Justia Public Benefits Opinion SummariesArticles Posted in Iowa Supreme Court
Colwell v. MCNA Insurance Co.
The Supreme Court affirmed the ruling of the district court against Defendant and in favor of Plaintiff finding breach of contract and breach of implied covenant of good faith and fair dealing, holding that the district court erred.Defendant, a managed care organization, entered into a contract with Plaintiff, a dentist, to deliver dental services to Medicaid participants as a member of Defendant's network. Defendant later sent Plaintiff a "notice of non-renewal" of the provider contract. Plaintiff sued, and the district court ruled that the provider contract did not allow Defendant to terminate Plaintiff through non-renewal of the provider contract. At issue was whether Defendant properly ended a provider contract that automatically renewed for successive one-year terms by sending a notice of non-renewal. The Supreme Court affirmed, holding that the district court correctly determined that Defendant possessed no right to terminate by non-renewal. View "Colwell v. MCNA Insurance Co." on Justia Law

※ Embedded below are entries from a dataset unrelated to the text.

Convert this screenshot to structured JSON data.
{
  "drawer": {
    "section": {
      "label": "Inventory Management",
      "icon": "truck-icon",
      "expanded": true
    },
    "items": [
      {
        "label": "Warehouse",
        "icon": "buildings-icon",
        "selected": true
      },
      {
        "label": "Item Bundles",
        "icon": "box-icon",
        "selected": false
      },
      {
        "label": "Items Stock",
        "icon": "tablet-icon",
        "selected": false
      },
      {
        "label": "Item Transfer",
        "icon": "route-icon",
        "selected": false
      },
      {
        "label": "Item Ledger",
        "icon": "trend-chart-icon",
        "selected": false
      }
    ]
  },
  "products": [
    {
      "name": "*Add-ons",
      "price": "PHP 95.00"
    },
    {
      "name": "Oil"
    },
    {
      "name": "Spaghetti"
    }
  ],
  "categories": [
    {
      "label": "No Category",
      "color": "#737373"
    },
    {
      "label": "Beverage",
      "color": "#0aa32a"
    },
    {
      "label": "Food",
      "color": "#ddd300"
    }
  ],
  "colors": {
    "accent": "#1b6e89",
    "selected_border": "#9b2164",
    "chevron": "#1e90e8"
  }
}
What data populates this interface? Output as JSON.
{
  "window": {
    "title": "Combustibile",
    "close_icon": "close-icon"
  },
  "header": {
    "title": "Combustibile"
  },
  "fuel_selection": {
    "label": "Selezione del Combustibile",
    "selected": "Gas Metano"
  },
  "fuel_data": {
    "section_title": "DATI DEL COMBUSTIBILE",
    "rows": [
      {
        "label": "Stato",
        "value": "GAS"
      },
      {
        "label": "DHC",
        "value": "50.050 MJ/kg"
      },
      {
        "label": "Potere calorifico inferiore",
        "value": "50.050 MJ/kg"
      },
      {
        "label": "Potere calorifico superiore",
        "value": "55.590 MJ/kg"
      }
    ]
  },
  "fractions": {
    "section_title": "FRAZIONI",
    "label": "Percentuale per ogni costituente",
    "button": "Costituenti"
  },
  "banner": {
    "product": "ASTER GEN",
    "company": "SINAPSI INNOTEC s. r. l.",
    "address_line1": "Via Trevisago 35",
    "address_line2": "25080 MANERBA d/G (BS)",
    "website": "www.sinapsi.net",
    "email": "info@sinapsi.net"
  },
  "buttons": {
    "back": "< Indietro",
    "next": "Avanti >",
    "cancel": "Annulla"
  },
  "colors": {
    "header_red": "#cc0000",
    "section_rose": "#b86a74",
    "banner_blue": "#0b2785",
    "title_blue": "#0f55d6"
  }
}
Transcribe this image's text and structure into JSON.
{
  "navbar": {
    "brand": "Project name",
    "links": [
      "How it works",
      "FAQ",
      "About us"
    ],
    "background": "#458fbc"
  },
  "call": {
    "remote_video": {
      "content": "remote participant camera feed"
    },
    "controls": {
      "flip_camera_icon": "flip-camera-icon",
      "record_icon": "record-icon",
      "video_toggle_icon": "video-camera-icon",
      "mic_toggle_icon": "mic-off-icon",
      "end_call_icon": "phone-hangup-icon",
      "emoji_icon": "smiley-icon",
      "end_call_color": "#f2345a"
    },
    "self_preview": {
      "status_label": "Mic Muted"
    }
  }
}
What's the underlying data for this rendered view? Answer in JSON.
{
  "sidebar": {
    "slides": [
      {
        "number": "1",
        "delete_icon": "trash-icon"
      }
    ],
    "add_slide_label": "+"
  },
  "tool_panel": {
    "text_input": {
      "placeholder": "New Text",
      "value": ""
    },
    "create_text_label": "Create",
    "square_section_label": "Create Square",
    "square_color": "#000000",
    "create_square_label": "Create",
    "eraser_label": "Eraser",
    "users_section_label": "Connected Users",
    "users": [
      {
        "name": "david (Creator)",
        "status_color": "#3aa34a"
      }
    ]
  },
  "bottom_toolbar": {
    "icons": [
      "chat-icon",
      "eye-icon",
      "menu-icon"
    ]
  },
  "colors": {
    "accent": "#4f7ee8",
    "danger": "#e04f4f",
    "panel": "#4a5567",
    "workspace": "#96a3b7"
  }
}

Cox v. Iowa Department of Human Services
The Supreme Court affirmed the judgment of the district court affirming the position of the Iowa Department of Human Services (DHS) determining that transfers made by Petitioners, nursing home residents, to a pooled special needs trust were for less than fair market value and required a delay in Petitioners’ eligibility for Medicaid benefits, holding that the district court and DHS correctly construed and applied federal law requiring the delay in Medicaid benefits for long-term institutional care.Federal eligibility requirements provide that state ensure that Medicaid benefits are reserved for persons who lack financial means and have not transferred personal asserts that could pay for their care. Petitioners, at age sixty-five, transferred more than one-half million dollars to a pooled special needs trust. The Supreme Court held that the district court and DHS properly interpreted federal law effectively requiring Petitioner’s to tap their pooled trust assets first to pay for their nursing home care. View "Cox v. Iowa Department of Human Services" on Justia Law
Bowman v. City of Des Moines Mun. Hous. Agency
Krisha Bowman, a single mother of three minor children, received Section 8 housing assistance for several years. The Des Moines Municipal Housing Agency (DMMHA) later discontinued Bowman's housing assistance based on five alleged occurrences of unreported income. A hearing officer found that Bowman's assistance had been properly terminated. The district court affirmed. The Supreme Court affirmed, holding (1) DMMHA's determination that Bowman had five occurrences of unreported income was supported by substantial evidence; (2) DMMHA's policy of treating a failure to report each child's Social Security benefits as a separate occurrence of unreported income did not violate the Fair Housing Act; and (3) DMMHA did not improperly fail to consider Bowman's mitigating circumstances before terminating her assistance. View "Bowman v. City of Des Moines Mun. Hous. Agency" on Justia Law